Updated: May 20, 2022
Edward Dolnick's The Writing of the Gods: The Race to Decode The Rosetta Stone is one of the best accounts of the decipherment of ancient script ever published. It also contains many factoid gems, the search for which is my chief pleasure in reading. Here is one:
It was the lure of treasure that had drawn Belzoni to Egypt. But he made perhaps his greatest find—and certainly his most spectacular -- only after he crossed paths with another European traveler who was motivated almost solely by curiosity and wanderlust.
That find would lead to the next breakthrough in the deciphering race. Once again, it would involve a collaboration between Belzoni and William Bankes (...).
In the years from about 1810 to 1820, Belzoni and Bankes were among a handful of Europeans dashing back and forth across Egypt in a kind of high-stakes scavenger hunt. The lives of both men changed, and the whole deciphering story veered onto a new track, when they met a tall, bearded, half-starved figure who spun tales of his travels that might have come from The Thousand and One Nights.
Jean Louis Burckhardt was a traveler almost without peer. Swiss-born, he had left Europe in 1809, at age twenty-five. He would never return. He spent his first few years abroad in Syria, where he immersed himself in the study of Arabic. Soon Burckhardt spoke so well that, with the help of a thick beard and a turban and robe, he could pass as a local. As Sheikh Ibrahim ibn Abdullah, he set off to explore the Middle East and Africa, unarmed, unaccompanied, and endlessly curious.
He would become one of the first Westerners to visit Mecca and the first to see Petra, in Jordan. (...) The year 1813 found him deep in the Nubian desert, some seven hundred miles south of Cairo. This was harsh, lawless territory, more than a hundred miles beyond the most remote spot that any of Napoleon’s savants had reached.
Burckhardt was chasing down rumors of an ancient, neglected temple on the banks of the Nile. He found it.

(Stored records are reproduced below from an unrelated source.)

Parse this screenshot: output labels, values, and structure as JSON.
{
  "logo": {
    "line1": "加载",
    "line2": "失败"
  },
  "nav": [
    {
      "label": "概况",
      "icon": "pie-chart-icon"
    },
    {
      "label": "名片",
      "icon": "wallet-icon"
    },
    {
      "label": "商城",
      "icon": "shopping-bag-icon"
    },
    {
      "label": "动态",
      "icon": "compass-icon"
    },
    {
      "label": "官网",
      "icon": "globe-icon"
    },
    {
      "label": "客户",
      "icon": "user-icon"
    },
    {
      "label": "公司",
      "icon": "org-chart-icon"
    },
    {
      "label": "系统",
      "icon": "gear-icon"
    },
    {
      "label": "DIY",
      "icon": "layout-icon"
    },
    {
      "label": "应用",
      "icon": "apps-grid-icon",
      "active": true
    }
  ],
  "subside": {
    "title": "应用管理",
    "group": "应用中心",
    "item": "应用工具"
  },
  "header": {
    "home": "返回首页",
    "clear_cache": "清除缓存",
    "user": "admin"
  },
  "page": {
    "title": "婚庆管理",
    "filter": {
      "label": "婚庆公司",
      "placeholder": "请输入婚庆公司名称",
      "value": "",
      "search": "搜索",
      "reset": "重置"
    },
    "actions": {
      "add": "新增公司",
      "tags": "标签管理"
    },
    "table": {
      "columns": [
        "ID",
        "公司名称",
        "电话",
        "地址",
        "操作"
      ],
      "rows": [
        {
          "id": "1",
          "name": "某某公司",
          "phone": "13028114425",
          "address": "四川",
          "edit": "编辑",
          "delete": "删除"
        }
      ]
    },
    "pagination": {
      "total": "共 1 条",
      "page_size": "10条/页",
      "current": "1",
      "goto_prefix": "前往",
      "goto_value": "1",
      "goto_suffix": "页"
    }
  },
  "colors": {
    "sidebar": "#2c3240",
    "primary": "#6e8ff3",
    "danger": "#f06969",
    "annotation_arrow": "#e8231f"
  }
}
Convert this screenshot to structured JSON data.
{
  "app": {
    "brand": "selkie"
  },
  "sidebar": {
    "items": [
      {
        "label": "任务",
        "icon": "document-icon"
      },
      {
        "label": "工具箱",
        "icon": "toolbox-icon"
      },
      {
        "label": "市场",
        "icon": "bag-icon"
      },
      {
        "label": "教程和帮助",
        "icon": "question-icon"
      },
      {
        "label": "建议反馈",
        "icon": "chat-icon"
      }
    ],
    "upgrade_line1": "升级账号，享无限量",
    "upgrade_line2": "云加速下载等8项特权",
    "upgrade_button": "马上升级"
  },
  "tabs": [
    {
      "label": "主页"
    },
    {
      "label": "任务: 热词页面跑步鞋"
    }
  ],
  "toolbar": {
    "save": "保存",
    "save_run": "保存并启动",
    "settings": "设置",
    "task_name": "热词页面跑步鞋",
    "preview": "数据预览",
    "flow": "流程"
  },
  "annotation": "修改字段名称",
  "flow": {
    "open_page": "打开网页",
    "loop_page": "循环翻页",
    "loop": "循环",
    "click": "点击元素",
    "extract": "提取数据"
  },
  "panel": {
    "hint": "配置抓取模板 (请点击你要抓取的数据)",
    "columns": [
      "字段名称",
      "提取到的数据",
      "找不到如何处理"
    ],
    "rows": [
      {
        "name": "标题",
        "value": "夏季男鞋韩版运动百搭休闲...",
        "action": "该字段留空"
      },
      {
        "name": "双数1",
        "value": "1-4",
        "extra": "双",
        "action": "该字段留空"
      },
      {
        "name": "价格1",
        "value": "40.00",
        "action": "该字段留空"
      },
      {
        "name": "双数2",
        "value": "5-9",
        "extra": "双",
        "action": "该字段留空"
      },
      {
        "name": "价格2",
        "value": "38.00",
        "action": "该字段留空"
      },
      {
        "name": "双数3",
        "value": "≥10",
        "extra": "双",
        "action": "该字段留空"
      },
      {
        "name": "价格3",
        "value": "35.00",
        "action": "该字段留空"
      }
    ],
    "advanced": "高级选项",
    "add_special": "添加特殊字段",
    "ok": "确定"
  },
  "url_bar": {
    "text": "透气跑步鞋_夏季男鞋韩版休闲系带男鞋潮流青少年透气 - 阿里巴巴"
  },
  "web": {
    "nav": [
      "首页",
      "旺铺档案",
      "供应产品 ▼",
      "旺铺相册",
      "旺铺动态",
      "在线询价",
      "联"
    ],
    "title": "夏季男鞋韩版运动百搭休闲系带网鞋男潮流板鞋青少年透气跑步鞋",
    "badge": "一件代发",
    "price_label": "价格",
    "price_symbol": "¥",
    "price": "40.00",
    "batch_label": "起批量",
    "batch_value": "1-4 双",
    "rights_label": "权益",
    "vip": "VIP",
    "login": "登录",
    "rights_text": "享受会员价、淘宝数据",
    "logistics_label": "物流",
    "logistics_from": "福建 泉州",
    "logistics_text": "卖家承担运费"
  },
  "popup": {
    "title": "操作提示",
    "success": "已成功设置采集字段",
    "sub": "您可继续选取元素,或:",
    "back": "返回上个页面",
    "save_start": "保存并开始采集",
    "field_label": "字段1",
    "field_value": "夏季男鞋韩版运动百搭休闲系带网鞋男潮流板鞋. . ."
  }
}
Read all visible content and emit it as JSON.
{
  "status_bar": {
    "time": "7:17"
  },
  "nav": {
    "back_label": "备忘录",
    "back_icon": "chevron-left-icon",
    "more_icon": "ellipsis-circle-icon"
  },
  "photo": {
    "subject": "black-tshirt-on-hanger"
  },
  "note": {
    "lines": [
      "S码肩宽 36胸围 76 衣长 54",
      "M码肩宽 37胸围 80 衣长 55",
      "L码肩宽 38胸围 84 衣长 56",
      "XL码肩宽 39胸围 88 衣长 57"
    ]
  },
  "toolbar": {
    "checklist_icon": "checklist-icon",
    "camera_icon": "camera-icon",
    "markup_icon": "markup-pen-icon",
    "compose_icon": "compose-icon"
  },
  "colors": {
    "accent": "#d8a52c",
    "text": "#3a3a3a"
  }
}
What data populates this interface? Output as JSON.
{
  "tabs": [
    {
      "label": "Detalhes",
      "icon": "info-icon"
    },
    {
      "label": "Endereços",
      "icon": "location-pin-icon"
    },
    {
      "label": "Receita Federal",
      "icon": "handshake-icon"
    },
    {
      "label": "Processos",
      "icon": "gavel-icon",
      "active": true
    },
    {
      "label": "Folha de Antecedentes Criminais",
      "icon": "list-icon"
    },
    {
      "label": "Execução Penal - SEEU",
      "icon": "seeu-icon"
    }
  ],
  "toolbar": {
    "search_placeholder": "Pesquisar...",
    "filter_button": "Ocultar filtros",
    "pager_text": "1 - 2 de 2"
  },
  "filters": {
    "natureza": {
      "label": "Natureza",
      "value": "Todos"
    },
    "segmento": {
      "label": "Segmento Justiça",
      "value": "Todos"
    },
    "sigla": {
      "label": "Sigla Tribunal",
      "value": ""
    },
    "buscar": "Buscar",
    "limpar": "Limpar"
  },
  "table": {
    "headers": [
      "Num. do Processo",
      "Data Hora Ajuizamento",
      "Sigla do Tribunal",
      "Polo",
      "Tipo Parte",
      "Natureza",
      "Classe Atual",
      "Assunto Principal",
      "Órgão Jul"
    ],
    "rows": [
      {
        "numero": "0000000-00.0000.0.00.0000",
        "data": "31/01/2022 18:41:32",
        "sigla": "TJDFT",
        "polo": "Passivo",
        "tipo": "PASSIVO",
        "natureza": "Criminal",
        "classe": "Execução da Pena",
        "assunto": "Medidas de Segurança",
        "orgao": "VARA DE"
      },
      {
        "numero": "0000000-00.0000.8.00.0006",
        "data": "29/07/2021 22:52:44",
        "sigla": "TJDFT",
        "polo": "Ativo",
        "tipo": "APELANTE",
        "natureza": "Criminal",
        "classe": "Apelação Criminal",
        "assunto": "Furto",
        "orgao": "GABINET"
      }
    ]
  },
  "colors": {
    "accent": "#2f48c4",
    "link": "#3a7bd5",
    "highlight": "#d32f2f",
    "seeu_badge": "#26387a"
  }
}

Carved into a cliffside in the forbidding land then called Nubia stood six enormous statues, three on each side of an entranceway that vanished into the rock. (The site is about 170 miles south of present-day Aswan.) For anyone approaching overland, the temple complex was hard to spot until the last moment, but from the river it was impossible to miss. Inside, Burckhardt saw more carvings, painted figures, and countless hieroglyphs.
He explored a bit and then turned to leave. As he clambered back up the cliffs from the river, he happened to glance toward the south. Suddenly he saw four immense statues, far bigger than the colossal statues he had already found. These, too, were carved from the sandstone cliffs, but sand now buried them almost completely.
Burckhardt had nearly missed what would prove to be one of Egypt’s grandest “lost” temples; what he had found first was a kind of secondary, companion temple.
He ran closer. The head and chest of one statue stood above the sand. The next statue in line was almost completely hidden. “Of the other two,” Burckhardt wrote, “the bonnets only appear.”
Those “bonnets,” it would turn out, were crowns; the statues depicted pharaohs—more accurately, one pharaoh four times. Burckhardt climbed his way up to the one statue whose head lay exposed. Here was “a most expressive, youthful countenance, appearing nearer to the Grecian model of beauty” than any other statue in Egypt.
Burckhardt measured the distance from shoulder to shoulder—seven yards. He measured an ear from top to bottom—one yard, four inches. There was no way to tell if the statues showed standing figures or seated ones. If they were standing, Burckhardt guessed, they were sixty-five or seventy feet tall. What was this place?
If only the sand could be cleared away, Burckhardt suggested, “a vast temple would be discovered, to the entrance of which the above colossal figures probably serve as ornaments.”
Burckhardt found Abu Simbel in 1813. Two years later, in the winter of 1815, in Cairo, he and two new acquaintances spent many an evening chattering away excitedly about the fabulous, inaccessible temple that Burckhardt had seen.
They made a conspicuous trio, not least because at the time Europeans in Cairo were rare. The tall, golden-haired man was William Bankes, the wealthy English collector who had found the obelisk at Philae. His huge companion was Belzoni, the strongman-turned-archaeologist who had helped Bankes ship the obelisk home. Both men tended to defer to Burckhardt, the most experienced traveler of the group. Burckhardt spun tales of disguises and beatings and robberies and narrow escapes. But his listeners clamored especially for tales of Abu Simbel. What riches might lie under the sand?
Edward Dolnick, The Writing of the Gods: The Race to Decode The Rosetta Stone